Hot on the heels of Alison and Bella, it was Zoe’s birthday last Friday. We celebrated with some of the other VSO volunteers at our local Italian restaurant, complete with a ‘Z’ birthday cake. Zoe’s present of a crying and laughing African dolly was a complete hit and is getting a lot of competition for attention from the other sisters. Thanks to all who sent cards/gifts/emails- most appreciated.
On Saturday we then went to Didi’s World- Uganda’s answer to Disney, but more like a static gypsy fun fair! It was so quiet that they opened up rides as and when you wanted them and you took your chances on the dodgy dodgems, rickety roller coaster, etc.

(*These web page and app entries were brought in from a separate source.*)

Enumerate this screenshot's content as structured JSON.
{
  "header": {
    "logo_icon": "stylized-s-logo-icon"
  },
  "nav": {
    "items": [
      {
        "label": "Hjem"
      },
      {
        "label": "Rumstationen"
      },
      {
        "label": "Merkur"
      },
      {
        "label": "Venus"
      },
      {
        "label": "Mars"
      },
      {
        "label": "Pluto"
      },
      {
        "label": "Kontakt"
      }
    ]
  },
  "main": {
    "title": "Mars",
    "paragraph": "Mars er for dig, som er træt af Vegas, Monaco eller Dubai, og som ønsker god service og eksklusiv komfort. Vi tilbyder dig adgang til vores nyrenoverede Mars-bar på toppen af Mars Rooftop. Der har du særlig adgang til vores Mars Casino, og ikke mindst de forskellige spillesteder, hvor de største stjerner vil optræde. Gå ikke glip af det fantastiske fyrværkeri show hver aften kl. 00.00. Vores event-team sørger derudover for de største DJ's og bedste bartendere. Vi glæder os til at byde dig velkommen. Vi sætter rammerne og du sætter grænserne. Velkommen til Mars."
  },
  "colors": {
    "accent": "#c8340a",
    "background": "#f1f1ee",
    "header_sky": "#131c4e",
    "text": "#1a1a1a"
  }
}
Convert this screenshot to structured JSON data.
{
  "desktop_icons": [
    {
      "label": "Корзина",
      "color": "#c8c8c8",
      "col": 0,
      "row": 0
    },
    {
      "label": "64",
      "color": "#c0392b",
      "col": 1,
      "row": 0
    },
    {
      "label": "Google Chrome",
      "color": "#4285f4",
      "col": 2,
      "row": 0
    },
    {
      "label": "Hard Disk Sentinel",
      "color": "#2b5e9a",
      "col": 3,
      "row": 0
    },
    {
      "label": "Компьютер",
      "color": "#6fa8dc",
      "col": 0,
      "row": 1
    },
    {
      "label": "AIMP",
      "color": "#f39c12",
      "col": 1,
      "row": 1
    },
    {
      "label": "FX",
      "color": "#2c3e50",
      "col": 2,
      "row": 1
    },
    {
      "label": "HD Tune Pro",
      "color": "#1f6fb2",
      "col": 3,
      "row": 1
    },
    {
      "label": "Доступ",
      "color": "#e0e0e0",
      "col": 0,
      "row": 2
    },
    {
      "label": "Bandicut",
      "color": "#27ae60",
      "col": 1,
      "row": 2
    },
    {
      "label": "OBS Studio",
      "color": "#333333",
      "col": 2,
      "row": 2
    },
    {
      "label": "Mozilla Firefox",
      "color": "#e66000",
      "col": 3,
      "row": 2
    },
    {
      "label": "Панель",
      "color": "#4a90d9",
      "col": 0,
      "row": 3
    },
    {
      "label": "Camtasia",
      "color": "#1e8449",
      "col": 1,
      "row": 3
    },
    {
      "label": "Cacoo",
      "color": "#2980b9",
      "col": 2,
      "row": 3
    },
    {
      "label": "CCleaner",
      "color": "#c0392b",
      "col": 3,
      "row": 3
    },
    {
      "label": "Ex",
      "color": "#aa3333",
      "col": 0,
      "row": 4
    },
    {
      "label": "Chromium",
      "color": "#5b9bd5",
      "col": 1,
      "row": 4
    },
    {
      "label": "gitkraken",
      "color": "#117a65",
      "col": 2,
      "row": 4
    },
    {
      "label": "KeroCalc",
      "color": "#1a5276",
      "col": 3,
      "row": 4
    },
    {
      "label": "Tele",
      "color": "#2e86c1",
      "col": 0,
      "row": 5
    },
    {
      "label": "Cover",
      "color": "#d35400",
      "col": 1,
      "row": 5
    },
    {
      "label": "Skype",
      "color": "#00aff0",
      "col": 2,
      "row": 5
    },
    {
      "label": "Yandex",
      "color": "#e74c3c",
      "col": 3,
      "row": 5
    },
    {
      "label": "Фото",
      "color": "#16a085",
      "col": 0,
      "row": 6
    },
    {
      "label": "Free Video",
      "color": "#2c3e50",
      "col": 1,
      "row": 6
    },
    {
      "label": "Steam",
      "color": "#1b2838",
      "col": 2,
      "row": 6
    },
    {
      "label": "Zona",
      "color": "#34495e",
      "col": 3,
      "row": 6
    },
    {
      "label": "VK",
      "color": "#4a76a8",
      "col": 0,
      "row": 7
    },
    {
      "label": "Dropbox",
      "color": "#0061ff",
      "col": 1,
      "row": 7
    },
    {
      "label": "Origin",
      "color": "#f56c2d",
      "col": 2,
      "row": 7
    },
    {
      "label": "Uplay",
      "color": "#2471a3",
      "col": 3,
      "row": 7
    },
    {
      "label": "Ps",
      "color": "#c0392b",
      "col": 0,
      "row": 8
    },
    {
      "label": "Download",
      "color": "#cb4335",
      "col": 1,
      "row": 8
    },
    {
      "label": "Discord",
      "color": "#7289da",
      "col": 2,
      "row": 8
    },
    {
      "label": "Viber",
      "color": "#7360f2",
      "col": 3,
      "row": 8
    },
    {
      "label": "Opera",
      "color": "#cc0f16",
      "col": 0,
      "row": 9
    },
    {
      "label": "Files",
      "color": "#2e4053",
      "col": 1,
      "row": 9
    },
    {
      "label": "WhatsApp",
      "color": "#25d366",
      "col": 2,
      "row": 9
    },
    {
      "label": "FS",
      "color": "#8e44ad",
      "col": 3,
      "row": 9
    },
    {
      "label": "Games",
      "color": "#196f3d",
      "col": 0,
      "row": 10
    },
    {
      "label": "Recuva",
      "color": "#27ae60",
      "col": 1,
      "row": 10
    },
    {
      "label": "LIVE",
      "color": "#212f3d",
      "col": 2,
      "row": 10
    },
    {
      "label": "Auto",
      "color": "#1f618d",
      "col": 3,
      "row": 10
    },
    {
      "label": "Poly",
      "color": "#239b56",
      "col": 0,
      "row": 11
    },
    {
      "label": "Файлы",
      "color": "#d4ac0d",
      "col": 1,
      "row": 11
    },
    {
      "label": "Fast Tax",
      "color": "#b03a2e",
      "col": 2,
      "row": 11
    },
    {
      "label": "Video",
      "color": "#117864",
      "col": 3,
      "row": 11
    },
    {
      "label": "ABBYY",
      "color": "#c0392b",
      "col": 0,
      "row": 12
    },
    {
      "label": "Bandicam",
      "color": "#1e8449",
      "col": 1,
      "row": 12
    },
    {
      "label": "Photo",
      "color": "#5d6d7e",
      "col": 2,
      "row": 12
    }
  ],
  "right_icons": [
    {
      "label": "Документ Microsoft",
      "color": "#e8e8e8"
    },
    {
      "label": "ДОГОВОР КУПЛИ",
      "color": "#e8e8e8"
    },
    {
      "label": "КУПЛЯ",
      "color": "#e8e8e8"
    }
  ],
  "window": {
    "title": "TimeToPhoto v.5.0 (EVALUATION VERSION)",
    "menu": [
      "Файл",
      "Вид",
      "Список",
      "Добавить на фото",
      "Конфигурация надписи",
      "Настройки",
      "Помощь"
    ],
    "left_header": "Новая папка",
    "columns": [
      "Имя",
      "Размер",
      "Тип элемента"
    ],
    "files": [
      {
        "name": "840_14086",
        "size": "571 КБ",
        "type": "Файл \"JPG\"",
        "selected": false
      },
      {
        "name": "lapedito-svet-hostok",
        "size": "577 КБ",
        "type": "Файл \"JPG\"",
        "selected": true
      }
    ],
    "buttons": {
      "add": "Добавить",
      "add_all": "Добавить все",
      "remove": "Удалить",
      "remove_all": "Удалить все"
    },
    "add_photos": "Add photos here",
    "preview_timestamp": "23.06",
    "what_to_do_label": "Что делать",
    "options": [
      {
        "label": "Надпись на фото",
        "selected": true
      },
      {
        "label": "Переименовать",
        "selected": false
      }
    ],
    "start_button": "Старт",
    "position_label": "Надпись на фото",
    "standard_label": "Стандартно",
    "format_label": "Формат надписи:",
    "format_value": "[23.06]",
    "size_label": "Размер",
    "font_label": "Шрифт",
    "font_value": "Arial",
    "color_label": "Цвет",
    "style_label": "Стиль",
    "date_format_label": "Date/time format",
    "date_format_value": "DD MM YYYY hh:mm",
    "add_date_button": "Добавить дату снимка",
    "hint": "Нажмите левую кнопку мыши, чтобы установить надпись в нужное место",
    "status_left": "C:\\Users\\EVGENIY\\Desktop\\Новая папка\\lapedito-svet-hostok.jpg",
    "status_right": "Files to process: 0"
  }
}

Alison joined forces with 3 other brave lasses to form the Nile Special Team entering the Irish Society’s Kampala treasure hunt in the middle of the midday heat. There were about a dozen teams in fancy dress (including the pictured Jackson 5!) running around town following cryptic clues, which proved rather tricky as Alison’s team were all pretty new to town. However, against all odds they managed to pick up 3rd place. A welcome cold beer and barbecue followed.